Sam Bowman has written a good piece arguing that many people who self-identify as ‘centrists’ are actually liberals, and as such should more assertively defend liberal values. At a time when ideological labels are regularly thrown around in a loose and confused manner, it is refreshing to see someone draw the political dividing lines so clearly and vividly. For my own part, I would say I am neither centrist nor liberal, but rather centre-left and social democrat. But Bowman’s article helps elucidate what exactly this means, and where and why we agree or disagree. This, in turn, reveals the relatively significant overlap in our views, and the places where liberals and social democrats (of my particular idiosyncratic stripe) might be able to make common cause.

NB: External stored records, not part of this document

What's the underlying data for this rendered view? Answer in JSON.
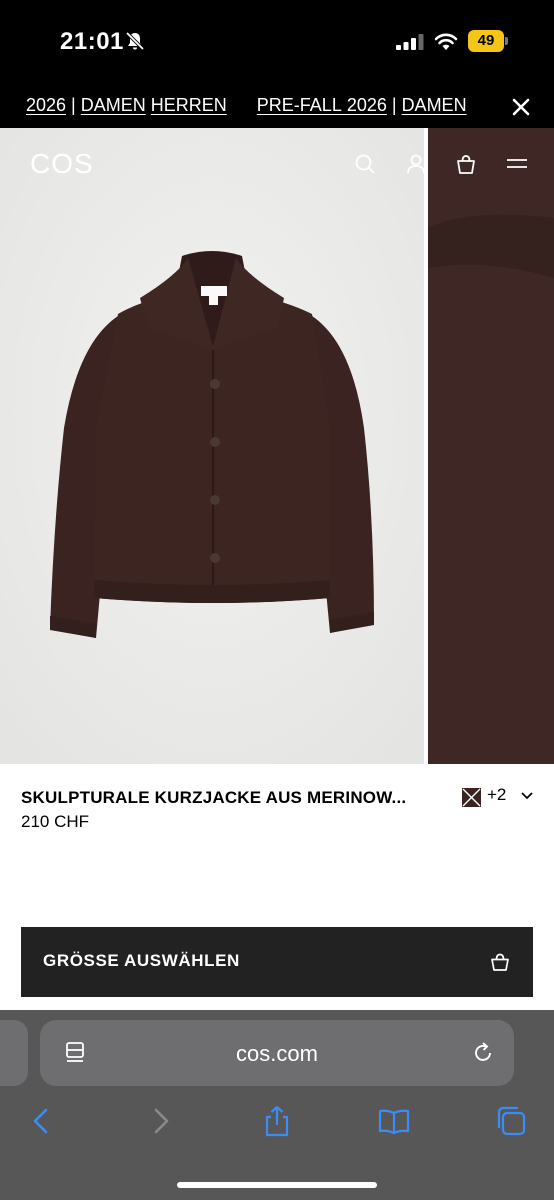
{
  "status_bar": {
    "time": "21:01",
    "battery_level": "49",
    "icons": [
      "bell-slash-icon",
      "signal-icon",
      "wifi-icon",
      "battery-icon"
    ]
  },
  "promo": {
    "segments": [
      {
        "text": "2026",
        "link": true
      },
      {
        "text": " | ",
        "link": false
      },
      {
        "text": "DAMEN",
        "link": true
      },
      {
        "text": " ",
        "link": false
      },
      {
        "text": "HERREN",
        "link": true
      },
      {
        "text": "      ",
        "link": false
      },
      {
        "text": "PRE-FALL 2026",
        "link": true
      },
      {
        "text": " | ",
        "link": false
      },
      {
        "text": "DAMEN",
        "link": true
      }
    ],
    "close_icon": "close-icon"
  },
  "header": {
    "logo": "COS",
    "icons": [
      "search-icon",
      "account-icon",
      "bag-icon",
      "menu-icon"
    ]
  },
  "gallery": {
    "image": "Dark brown knit button-up jacket with collar",
    "slide_count": 2,
    "active_slide": 1,
    "expand_icon": "expand-icon",
    "wishlist_icon": "heart-icon"
  },
  "product": {
    "title": "SKULPTURALE KURZJACKE AUS MERINOW...",
    "price": "210 CHF",
    "more_colors": "+2",
    "size_button": "GRÖSSE AUSWÄHLEN"
  },
  "browser": {
    "url": "cos.com",
    "toolbar_icons": [
      "back-icon",
      "forward-icon",
      "share-icon",
      "bookmarks-icon",
      "tabs-icon"
    ]
  },
  "colors": {
    "jacket": "#3b2320",
    "button_dark": "#222222",
    "safari_accent": "#3a8df5",
    "battery": "#f5c518"
  }
}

Bowman begins by distinguishing liberalism from “ideologies that see human affairs as zero-sum – if you’re doing well, I’m not”. I think I’m on the middle on this one. I don’t doubt that there are lots of ‘win-win’ issues and policies, like freer trade for example. However, I do think that there are plenty of circumstances that are zero-sum. Economic policy is not just about efficiency, but also about allocating the surplus – that’s why I favour a minimum wage and strengthening unions. I think this applies on an individual level, too. It is transparently clear to me that every pound I spend on myself is a pound that could be donated to effective charities to help the poor. As I’ve written before, I think that if these altruistic attitudes were widely enough shared, that would lead naturally to socialism. By contrast, I suspect Bowman’s liberalism is more content to take individualistic preferences for granted.

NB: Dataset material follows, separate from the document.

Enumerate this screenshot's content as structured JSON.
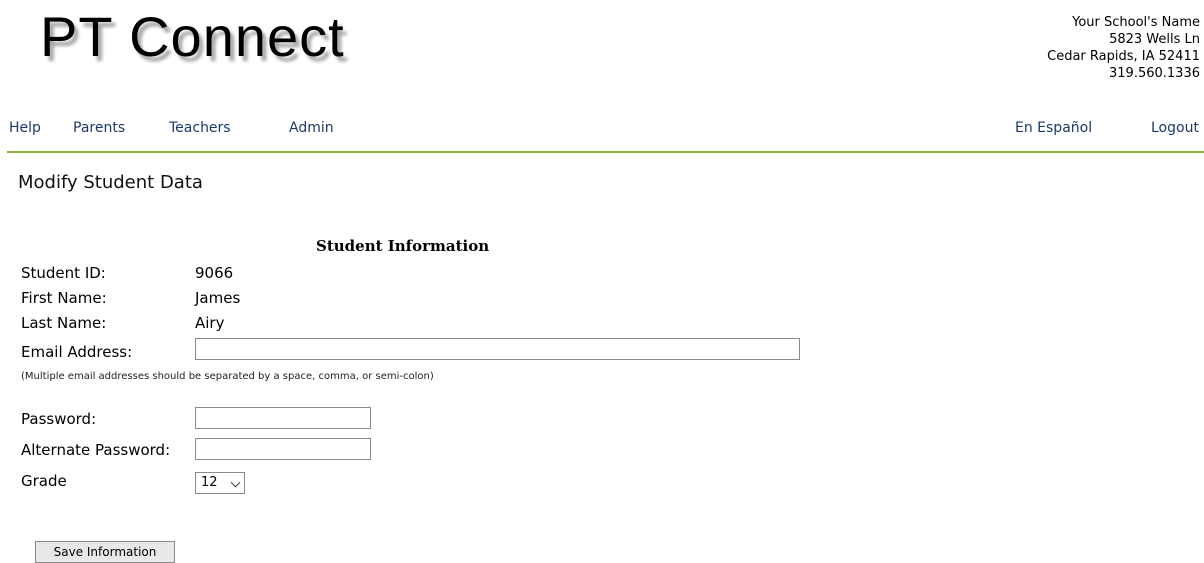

In terms of positive commitments, Bowman identifies two fundamental values of liberalism. The first is moral egalitarianism: “that we must weigh everyone’s interests equally, regardless of anything else about them”. On this score, I am in perfect agreement with Bowman. “Everybody to count for one, nobody for more than one” is perhaps the deepest bedrock moral principle I have. I even agree with Bowman’s insistence that this means not prioritising the welfare of compatriots over foreigners, though I wonder if a definition of liberalism that excludes John Rawls is too strict. There is also a danger that moral egalitarianism can be defined in very different, mutually contradictory, ways. As stated, Bowman’s principle is consistent with consequentialist sacrifice of one for the many, and at the same time anti-consequentialist theories that insist on the separateness of persons.
Bowman’s second principle is anti-paternalism: that each person may decide what is good for themselves. It is here that we differ most clearly. I don’t think that freedom has any intrinsic value. Rather, I think people are fairly regularly mistaken about what is in their best interests. For example, I suspect that they tend to over-prioritise material goods over experiences and personal consumption over pro-social activities. I think that people suffer from cognitive biases that mean they often fail to execute on their reflective preferences. Hence policies to reduce smoking, drinking and unhealthy diets. I think in many cases people don’t want the burden of making decisions for themselves – as I argued in relation to food regulations. Most fundamentally, I don’t think we should take preferences at face value, but rather understand the social conditions and pressures that give rise to those preferences, and whether they support welfare. For instance, the fact women choose to undergo radical cosmetic surgery or wear high heels is not enough to render those practices acceptable, and beyond the reach of politics.
This doesn’t mean I think anything goes as far as paternalism is concerned. For one thing, people often dislike being told what to do (to say the least). For another, we have to be very confident that a paternalistic measure does make most people better off, and that is a considerable informational challenge. But where Bowman and I differ is that I think the idea that a person knows what is in their interests is only a defeasible presumption, whereas he raises it to the level of an axiom.
Despite the fact that I am not a liberal, I would broadly endorse Bowman’s political agenda. I think even where we do disagree, these disagreements are often empirical and so amenable to evidence-based debate, rather than fundamentally incommensurable values. In some ways this overlap shows the limitations of hard-and-fast ideological definitions. Yet it also shows how and why we do disagree.